Spoehr said if the Army decides to move forward with a formal program of record for a replacement, it likely won’t have an acquisition objective higher than 200 or 300 vehicles, and they would not be purchased all at once.
The small unit support vehicle is the main system the Army has for maneuvering in this area, he said. Although Humvees have high mobility, they are unable to travel through deep snow.
“You either walk, you use your snow shoes or your skis, or you use one of these SUSVs,” he said. “Those are about the only options you have for the units that are up there.”
A formal program of record would not be expensive, he said, should the Army stick with a commercial-off-the-shelf item, which is the same strategy it used for procuring the original SUSV. Even when the program was at the height of its procurement, it only cost about $150 million, he estimated. Replacements might be about $3 million or $4 million each, he predicted.

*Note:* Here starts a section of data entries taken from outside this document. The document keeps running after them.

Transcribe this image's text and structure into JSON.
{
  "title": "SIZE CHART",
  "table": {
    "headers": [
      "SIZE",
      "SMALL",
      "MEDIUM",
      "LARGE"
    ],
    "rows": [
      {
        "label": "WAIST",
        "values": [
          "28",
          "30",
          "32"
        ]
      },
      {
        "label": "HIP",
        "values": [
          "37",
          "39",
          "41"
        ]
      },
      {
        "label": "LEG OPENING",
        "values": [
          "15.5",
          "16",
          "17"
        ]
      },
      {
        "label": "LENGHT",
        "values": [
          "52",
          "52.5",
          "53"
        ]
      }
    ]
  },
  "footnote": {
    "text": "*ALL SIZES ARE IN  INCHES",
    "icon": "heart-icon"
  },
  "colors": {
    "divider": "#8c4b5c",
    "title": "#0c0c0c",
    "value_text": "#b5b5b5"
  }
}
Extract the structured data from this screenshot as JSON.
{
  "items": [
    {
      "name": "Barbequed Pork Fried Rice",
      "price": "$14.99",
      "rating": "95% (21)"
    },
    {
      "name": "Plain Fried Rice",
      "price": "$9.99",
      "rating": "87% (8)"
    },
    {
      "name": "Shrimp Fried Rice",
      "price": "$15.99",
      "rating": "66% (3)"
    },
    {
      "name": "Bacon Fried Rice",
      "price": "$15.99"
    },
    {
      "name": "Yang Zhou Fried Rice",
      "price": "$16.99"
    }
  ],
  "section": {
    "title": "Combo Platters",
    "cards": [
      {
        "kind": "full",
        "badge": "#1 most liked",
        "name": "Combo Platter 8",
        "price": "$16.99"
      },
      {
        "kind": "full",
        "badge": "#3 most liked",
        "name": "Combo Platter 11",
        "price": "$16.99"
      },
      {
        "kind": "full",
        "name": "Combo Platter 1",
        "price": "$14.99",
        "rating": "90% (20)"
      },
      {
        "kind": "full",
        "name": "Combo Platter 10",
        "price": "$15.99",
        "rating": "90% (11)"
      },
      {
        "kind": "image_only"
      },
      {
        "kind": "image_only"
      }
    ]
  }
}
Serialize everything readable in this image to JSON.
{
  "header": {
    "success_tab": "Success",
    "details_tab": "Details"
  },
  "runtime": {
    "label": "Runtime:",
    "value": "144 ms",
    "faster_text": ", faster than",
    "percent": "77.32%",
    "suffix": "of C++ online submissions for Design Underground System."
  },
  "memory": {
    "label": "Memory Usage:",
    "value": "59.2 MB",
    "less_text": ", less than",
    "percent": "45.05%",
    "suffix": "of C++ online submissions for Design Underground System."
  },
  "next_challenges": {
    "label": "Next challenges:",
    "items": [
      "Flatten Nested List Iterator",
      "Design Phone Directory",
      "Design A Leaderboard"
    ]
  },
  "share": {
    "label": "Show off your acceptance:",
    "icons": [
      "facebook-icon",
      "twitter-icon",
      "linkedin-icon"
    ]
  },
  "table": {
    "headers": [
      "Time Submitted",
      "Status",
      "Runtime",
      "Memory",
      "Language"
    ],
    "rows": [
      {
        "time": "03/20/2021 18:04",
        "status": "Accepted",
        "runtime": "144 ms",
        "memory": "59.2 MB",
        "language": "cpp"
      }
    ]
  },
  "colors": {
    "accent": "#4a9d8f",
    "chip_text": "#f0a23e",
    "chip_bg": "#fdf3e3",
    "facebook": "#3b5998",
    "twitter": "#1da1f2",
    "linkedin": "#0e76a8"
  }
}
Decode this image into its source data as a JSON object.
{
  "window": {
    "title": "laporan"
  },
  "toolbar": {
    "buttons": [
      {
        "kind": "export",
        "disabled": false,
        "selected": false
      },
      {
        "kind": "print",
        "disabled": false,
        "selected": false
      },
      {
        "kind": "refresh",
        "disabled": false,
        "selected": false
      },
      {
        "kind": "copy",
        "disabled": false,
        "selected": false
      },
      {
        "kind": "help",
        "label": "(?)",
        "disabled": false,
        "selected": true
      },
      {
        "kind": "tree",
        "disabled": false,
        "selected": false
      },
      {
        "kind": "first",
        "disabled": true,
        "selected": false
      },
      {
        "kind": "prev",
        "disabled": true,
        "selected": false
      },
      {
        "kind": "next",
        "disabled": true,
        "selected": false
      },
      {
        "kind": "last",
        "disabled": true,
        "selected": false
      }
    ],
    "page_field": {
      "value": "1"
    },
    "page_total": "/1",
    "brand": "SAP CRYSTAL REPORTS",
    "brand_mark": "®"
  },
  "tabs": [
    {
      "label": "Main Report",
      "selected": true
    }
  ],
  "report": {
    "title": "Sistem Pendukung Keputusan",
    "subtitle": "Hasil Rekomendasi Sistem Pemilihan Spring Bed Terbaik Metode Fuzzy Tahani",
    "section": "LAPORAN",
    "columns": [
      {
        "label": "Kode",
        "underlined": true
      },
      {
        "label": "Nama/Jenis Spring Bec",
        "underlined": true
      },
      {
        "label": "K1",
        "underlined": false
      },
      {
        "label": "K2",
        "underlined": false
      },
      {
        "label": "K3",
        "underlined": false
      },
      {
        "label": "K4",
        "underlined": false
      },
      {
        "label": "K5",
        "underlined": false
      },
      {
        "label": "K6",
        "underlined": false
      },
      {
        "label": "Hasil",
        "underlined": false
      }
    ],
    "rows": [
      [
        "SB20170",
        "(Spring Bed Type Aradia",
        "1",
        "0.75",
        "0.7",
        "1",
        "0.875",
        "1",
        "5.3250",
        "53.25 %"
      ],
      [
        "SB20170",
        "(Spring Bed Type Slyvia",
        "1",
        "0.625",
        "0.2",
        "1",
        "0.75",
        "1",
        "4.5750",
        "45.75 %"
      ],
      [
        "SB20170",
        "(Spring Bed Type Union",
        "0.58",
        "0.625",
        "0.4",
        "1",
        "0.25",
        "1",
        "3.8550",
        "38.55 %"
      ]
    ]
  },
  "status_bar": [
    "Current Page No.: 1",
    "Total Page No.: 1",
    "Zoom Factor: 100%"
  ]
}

Although the service has yet to announce a specific timeline for a joint all-weather all-terrain support vehicle program of record, some industry members have already shown interest in winning the potential future contract.
BAE Systems announced its intention to bid for the system in August.
Klemmer said BAE plans to offer its BvS10 and Beowulf vehicles. The company developed the armored BvS10 in 2004 and has since developed Beowulf as an unarmored variant. Klemmer noted the Beowulf is similar in appearance to the SUSV, but about four feet longer.
The system has a top speed of 40 miles per hour, a range of up to 620 miles and can climb slopes up to 45 degrees, according to BAE. However, Klemmer noted the biggest difference between the small unit support vehicle and the Beowulf is within the electrical systems. Beowulf has a 400-amp baseline, he said, which is “quite an increase in power.” Additionally, Beowulf has 285 horsepower, whereas the SUSV has only 136 horsepower.
The BvS10 carries over the original small unit support vehicle’s articulated steering and drive system, Klemmer said, which allows it to maneuver in smaller spaces by splitting parts of the vehicle and incorporating a middle pivot point. Beowulf is based on BAE’s Viking BvS10, which was first designed for the United Kingdom’s Royal Marines.
ST Engineering also has a tracked, amphibious vehicle called the Bronco 3 that is designed to work in extreme conditions. However, Tom Vecchiolla, president and CEO of VT Systems, which is owned by Singapore-based ST, said it is too soon to determine whether or not it will bid for the program.
Dominic Phoon, product director for the Bronco, said the four-wheel, tracked vehicle can operate in environments of about 104 to 122 degrees as well as temperatures as low as minus 49 to minus 58 degrees. Similar to the small unit support vehicle, the Bronco 3 has a ground pressure less than that of a human foot so it can traverse over muddy terrain and dense snow, he said.
Because the amphibious system uses its tracks to propel itself in water, there is no need for additional preparation when transitioning from land, he noted. The company has already run the vehicle through Arctic terrain in Finland, he said.
There is also a commercial variant of the system that could be used at a state and local level for natural disasters, he noted. Vecchiolla said Japan has one of these variants, which is currently in demonstration phase, and there are potential plans for it to procure additional vehicles.
Cancian said that as the military continues to increase its presence in the Arctic, he expects the Army to focus mostly on adapting its systems to operate in the region.
“I wouldn’t expect a lot of new systems, but I would expect a lot of activity and maybe efforts to figure out how to get systems to operate in extremely cold environments,” he said. This may include adaptations for trucks, generators and communication equipment that must work in negative 50 degrees or negative 40 degrees temperatures, he noted.